THE TEACHERS AT RIVERSIDE sound positive about the programs they’re working on.

“We balance literacy with highly supported teaching. We have independent study, mini-lessons, group lessons, individual reading and guided reading,” said Allison DeBruin, reading specialist. “There are opportunities for students to meet with their teachers and develop learning strategies.”

“We focus on higher thinking skills,” said Lisa Felder, reading specialist. “The teacher assesses the needs and determines the course of study.”

DeBruin said that they build on students’ strengths and needs and offer different teaching levels. Some students who read on a lower level meet more frequently, while teachers work with accelerated readers on accelerated activities.

Morton said, “We look at each student as a learner; we don’t want to teach to the low end.”

Mary Person, assistant principal, said that another way to foster reading is through book clubs. Students select a book and meet to read and discuss it.

Reading is an integral component of Math, and Dawn Hendricks, math teacher, said, “We teach how to read problems and how to read visuals. What’s unique [at Riverside] is that we give the Testpak — practice SOL tests — to the students in the fall before the concepts are even taught. The kids look and see how they do and gain self-confidence.”

Henricks said that the test is given again in March and they see tremendous improvement.

The results of the Testpak allow the teachers to help the students and focus their lessons to help with the SOL.

“Our teachers are really good with understanding the analysis,” Person said. “We have a lot of resources to know and understand what’s essential.”

MORTON SAID THAT THEY try to make learning meaningful and relate lessons to life experiences. One of the things that she likes to focus on is the interaction with parents. Two programs, one called Program in Print for K-2, and another titled Read to Achieve for grades 3-6, brings parents and students together 4-5 times a year to teach parents reading and writing strategies to work with their children at home.

Riverside also sponsored a workshop recently at Sherwood Hall Library where the upper grade students came together to do some hands-on learning; several of them also registered for library cards.
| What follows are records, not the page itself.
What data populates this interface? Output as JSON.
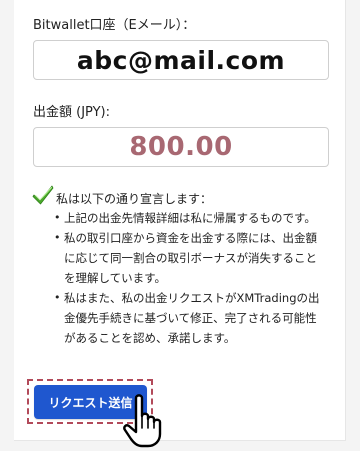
{
  "wallet": {
    "label": "Bitwallet口座（Eメール）：",
    "value": "abc@mail.com"
  },
  "amount": {
    "label": "出金額 (JPY):",
    "value": "800.00"
  },
  "declaration": {
    "title": "私は以下の通り宣言します：",
    "items": [
      "上記の出金先情報詳細は私に帰属するものです。",
      "私の取引口座から資金を出金する際には、出金額に応じて同一割合の取引ボーナスが消失することを理解しています。",
      "私はまた、私の出金リクエストがXMTradingの出金優先手続きに基づいて修正、完了される可能性があることを認め、承諾します。"
    ]
  },
  "submit": {
    "label": "リクエスト送信"
  },
  "colors": {
    "accent": "#1f57cf",
    "amount_text": "#a86872",
    "check": "#4caf2a",
    "highlight_frame": "#b24a5a"
  },
  "icons": {
    "check": "checkmark-icon",
    "cursor": "hand-pointer-icon"
  }
}
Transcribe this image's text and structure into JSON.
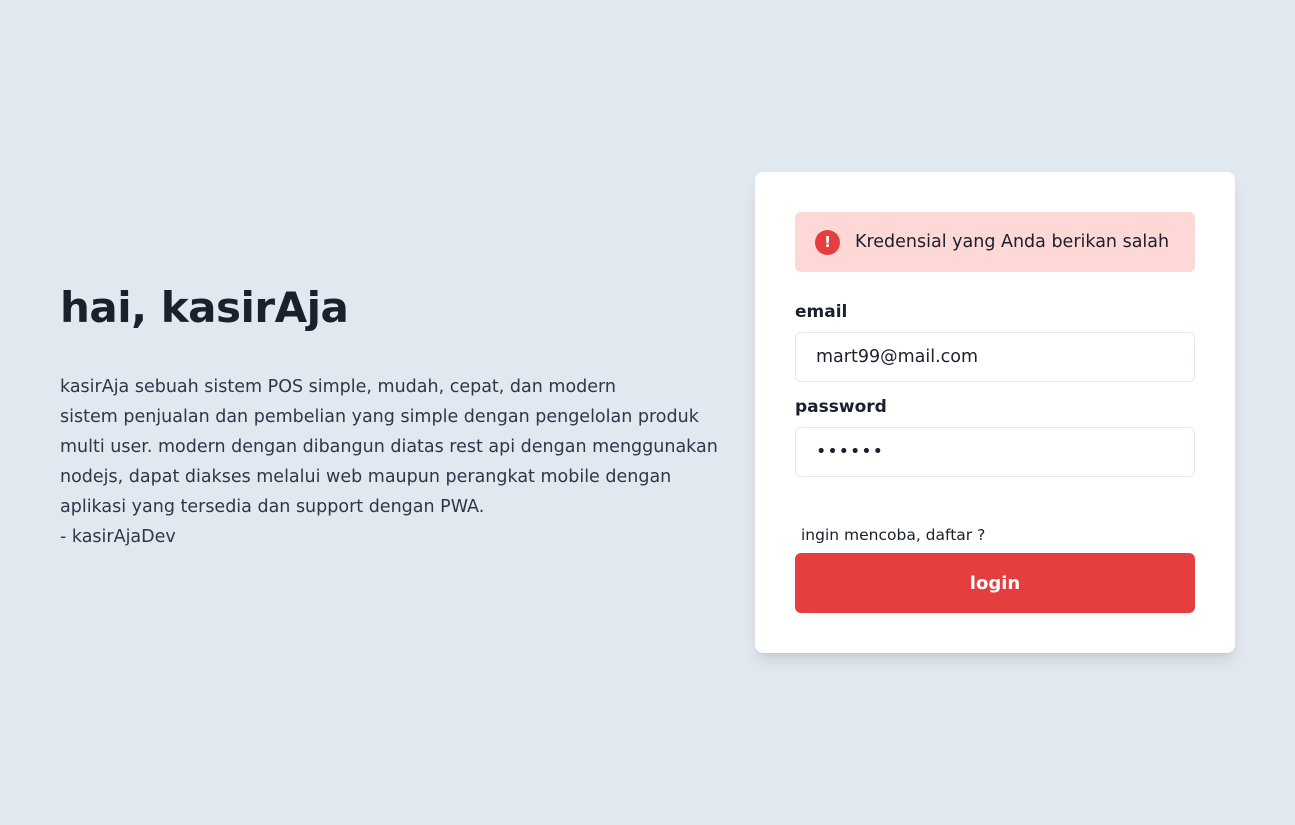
{
  "hero": {
    "title": "hai, kasirAja",
    "description_lines": [
      "kasirAja sebuah sistem POS simple, mudah, cepat, dan modern",
      "sistem penjualan dan pembelian yang simple dengan pengelolan produk",
      "multi user. modern dengan dibangun diatas rest api dengan menggunakan",
      "nodejs, dapat diakses melalui web maupun perangkat mobile dengan",
      "aplikasi yang tersedia dan support dengan PWA.",
      "- kasirAjaDev"
    ]
  },
  "login_form": {
    "alert": {
      "icon": "exclamation-circle-icon",
      "message": "Kredensial yang Anda berikan salah",
      "color": "#e53e3e",
      "background": "#fed7d7"
    },
    "email": {
      "label": "email",
      "value": "mart99@mail.com"
    },
    "password": {
      "label": "password",
      "value": "••••••"
    },
    "signup_link": "ingin mencoba, daftar ?",
    "login_button": "login",
    "accent_color": "#e53e3e"
  },
  "colors": {
    "page_background": "#e2e8f0",
    "card_background": "#ffffff"
  }
}
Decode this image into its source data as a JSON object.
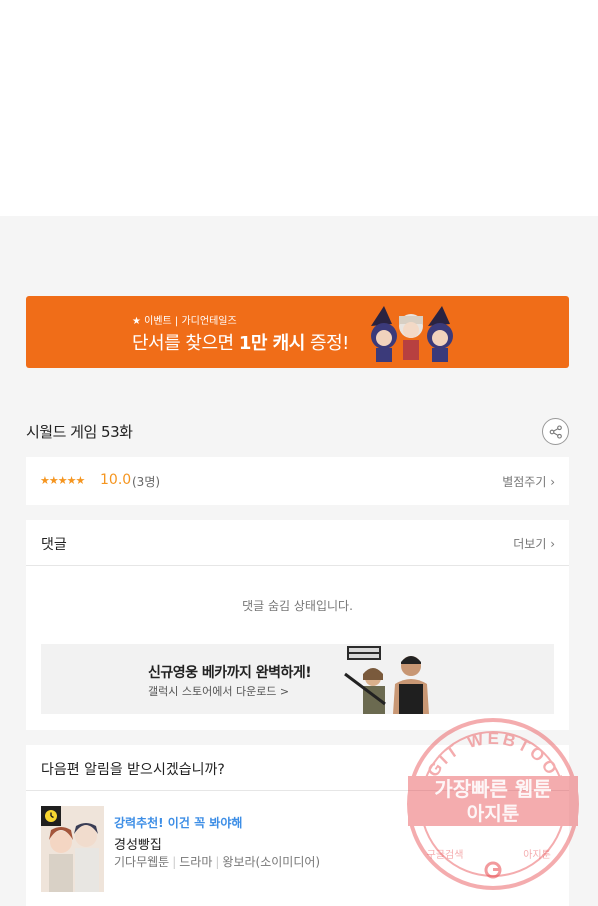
{
  "banner": {
    "small_text": "★ 이벤트 | 가디언테일즈",
    "main_text_pre": "단서를 찾으면 ",
    "main_text_bold": "1만 캐시",
    "main_text_post": " 증정!"
  },
  "episode": {
    "title": "시월드 게임 53화"
  },
  "rating": {
    "stars": "★★★★★",
    "score": "10.0",
    "count": "(3명)",
    "rate_link": "별점주기 ›"
  },
  "comments": {
    "title": "댓글",
    "more_link": "더보기 ›",
    "hidden_message": "댓글 숨김 상태입니다.",
    "ad_title": "신규영웅 베카까지 완벽하게!",
    "ad_subtitle": "갤럭시 스토어에서 다운로드 >"
  },
  "notify": {
    "question": "다음편 알림을 받으시겠습니까?",
    "recommend_tag": "강력추천! 이건 꼭 봐야해",
    "recommend_title": "경성빵집",
    "meta": [
      "기다무웹툰",
      "드라마",
      "왕보라(소이미디어)"
    ]
  },
  "watermark": {
    "ring_text": "AGIT WEBTOON",
    "line1": "가장빠른 웹툰",
    "line2": "아지툰",
    "bottom_left": "구글검색",
    "bottom_right": "아지툰"
  },
  "colors": {
    "banner_bg": "#f06d18",
    "star": "#f5951f",
    "link_blue": "#3d8ee6",
    "watermark_red": "#e8494e"
  }
}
Because 25 percent of the Riverside population is ESOL, they have three ESOL specialists on staff and are a Project Excel school. Most of the correspondence that is sent home is translated and translators are on hand for meetings with ESOL parents.

Most of the meetings have a pretty large turnout. Hendricks said that the family math night that they had last year attracted 400 people. She said that they focused on certain strands and made take-home math games. Later in the year, Riverside will hold an International Night. They will also work on a project called “Blacks in Wax” where students research prominent African American persons and become their wax image. Morton said that’s part of the Virginia History curriculum.

“Our teachers are learners and they stay current with the best instructional practices — conferences, discussion and talking. We focus on professional development,” Morton said.